Inviting and clean? Puh-lease. Babies happily eat dust balls, dead flies and their own poop until parents learn to duct-tape their diapers. "Inviting" to a baby is a pot of boiling water with a clown's head in it—so warm! so many colors! so much motion! All this precious advice isn't for the benefit of babies; it's about the absolute necessity, the biological need, because our children are the future, to obey the personal preferences of the author. People subjected to that naturally develop a certain resentment. If you're a 14 year old boy, you feel a Darwinian sense of threat when you contemplate all those precious parental resources being lavished on an infant, and not you. If you're a 22-year-old male slacker, Penelope Leach and her ilk will remind you that you're scared witless of parenthood. And if you're a parent, you just want to tell this industry of self-appointed meddlers to get out of your face. And those three demographics, according to my extremely unscientific survey, are the ones posting the clobbered-baby videos.
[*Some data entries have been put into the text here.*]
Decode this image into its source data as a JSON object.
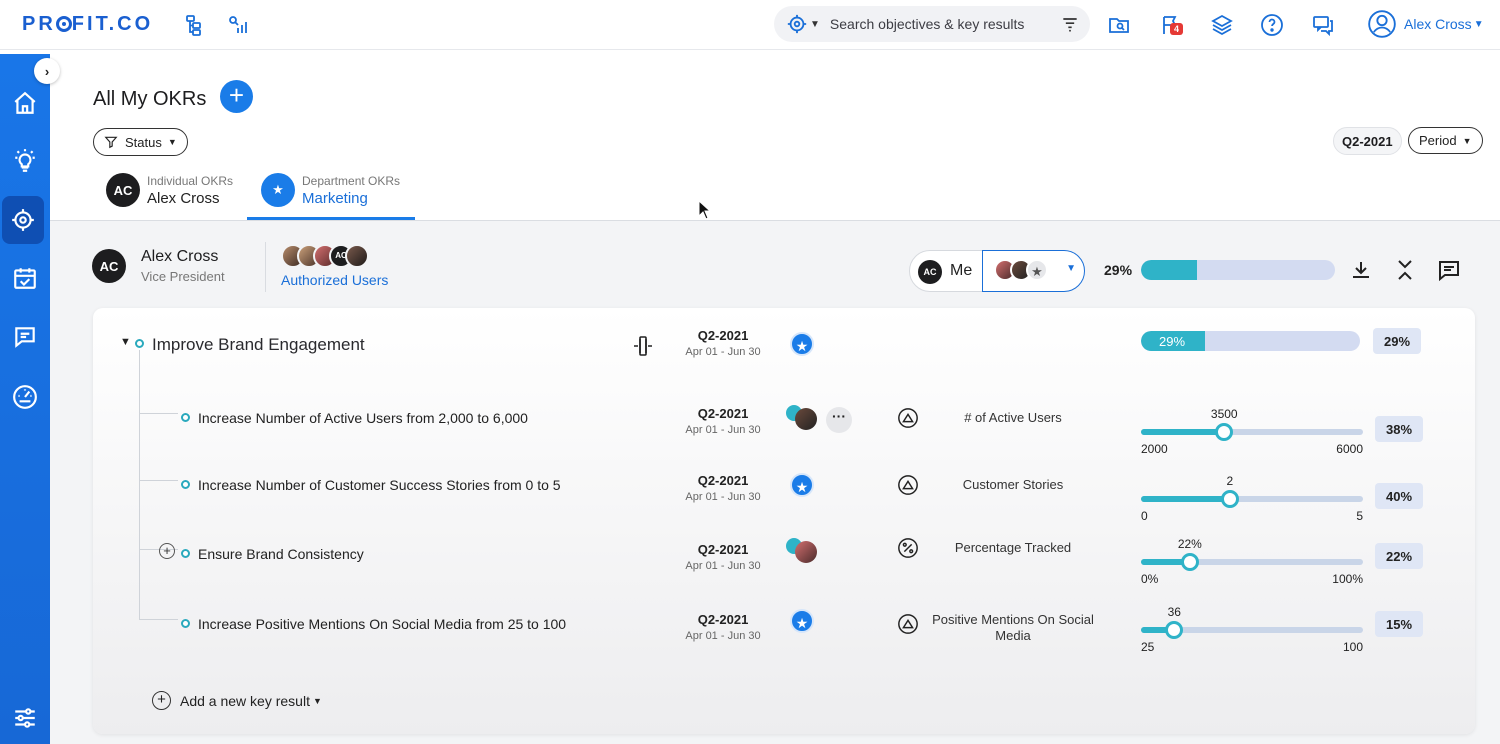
{
  "app": {
    "logo_text": "PROFIT.CO",
    "brand_color": "#1a6fd8",
    "accent_teal": "#2fb3c8"
  },
  "topbar": {
    "search_placeholder": "Search objectives & key results",
    "notifications_count": "4",
    "user_name": "Alex Cross",
    "icons": [
      "hierarchy-icon",
      "analytics-icon",
      "folder-search-icon",
      "flag-icon",
      "layers-icon",
      "help-icon",
      "chat-icon",
      "user-icon"
    ]
  },
  "sidebar": {
    "items": [
      "home-icon",
      "idea-icon",
      "target-icon",
      "calendar-check-icon",
      "feedback-icon",
      "dashboard-gauge-icon",
      "settings-sliders-icon"
    ],
    "active": "target-icon"
  },
  "header": {
    "title": "All My OKRs",
    "status_filter": "Status",
    "quarter": "Q2-2021",
    "period": "Period"
  },
  "tabs": [
    {
      "initials": "AC",
      "label": "Individual OKRs",
      "name": "Alex Cross"
    },
    {
      "initials": "★",
      "label": "Department OKRs",
      "name": "Marketing"
    }
  ],
  "owner": {
    "initials": "AC",
    "name": "Alex Cross",
    "role": "Vice President",
    "authorized_label": "Authorized Users",
    "authorized_initials": "AC"
  },
  "toggle": {
    "me_initials": "AC",
    "me_label": "Me"
  },
  "overall": {
    "percent_label": "29%",
    "progress": 29
  },
  "objective": {
    "title": "Improve Brand Engagement",
    "quarter": "Q2-2021",
    "dates": "Apr 01 - Jun 30",
    "progress": 29,
    "progress_label": "29%",
    "percent": "29%"
  },
  "key_results": [
    {
      "title": "Increase Number of Active Users from 2,000 to 6,000",
      "quarter": "Q2-2021",
      "dates": "Apr 01 - Jun 30",
      "metric": "# of Active Users",
      "min": "2000",
      "max": "6000",
      "current": "3500",
      "fraction": 0.375,
      "percent": "38%"
    },
    {
      "title": "Increase Number of Customer Success Stories from 0 to 5",
      "quarter": "Q2-2021",
      "dates": "Apr 01 - Jun 30",
      "metric": "Customer Stories",
      "min": "0",
      "max": "5",
      "current": "2",
      "fraction": 0.4,
      "percent": "40%"
    },
    {
      "title": "Ensure Brand Consistency",
      "quarter": "Q2-2021",
      "dates": "Apr 01 - Jun 30",
      "metric": "Percentage Tracked",
      "min": "0%",
      "max": "100%",
      "current": "22%",
      "fraction": 0.22,
      "percent": "22%"
    },
    {
      "title": "Increase Positive Mentions On Social Media from 25 to 100",
      "quarter": "Q2-2021",
      "dates": "Apr 01 - Jun 30",
      "metric": "Positive Mentions On Social Media",
      "min": "25",
      "max": "100",
      "current": "36",
      "fraction": 0.15,
      "percent": "15%"
    }
  ],
  "add_key_result": "Add a new key result"
}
All of which I think illustrates Adam Gopnik's point, made last month in a review of attitudes toward the digital age, that digital media don't really bring the social world into our heads. Rather, our tools bring what's in our heads out to the social world. Gopnik's term for this, "the inverted self," is a cousin to Tom de Zengotita's "flattered self": What both writers have noticed is that always-on media makes all experience an experience about the viewer. So our tools, which seem to invite a more public life, actually make that public life recede into the background. They throw us back into our private selves, by bringing our secrets out into public space, as Gopnik nicely explains: "what we […] have always in the past socially restrained if only thanks to the look on the listener’s face—the monstrous music that runs through our minds is now played out loud."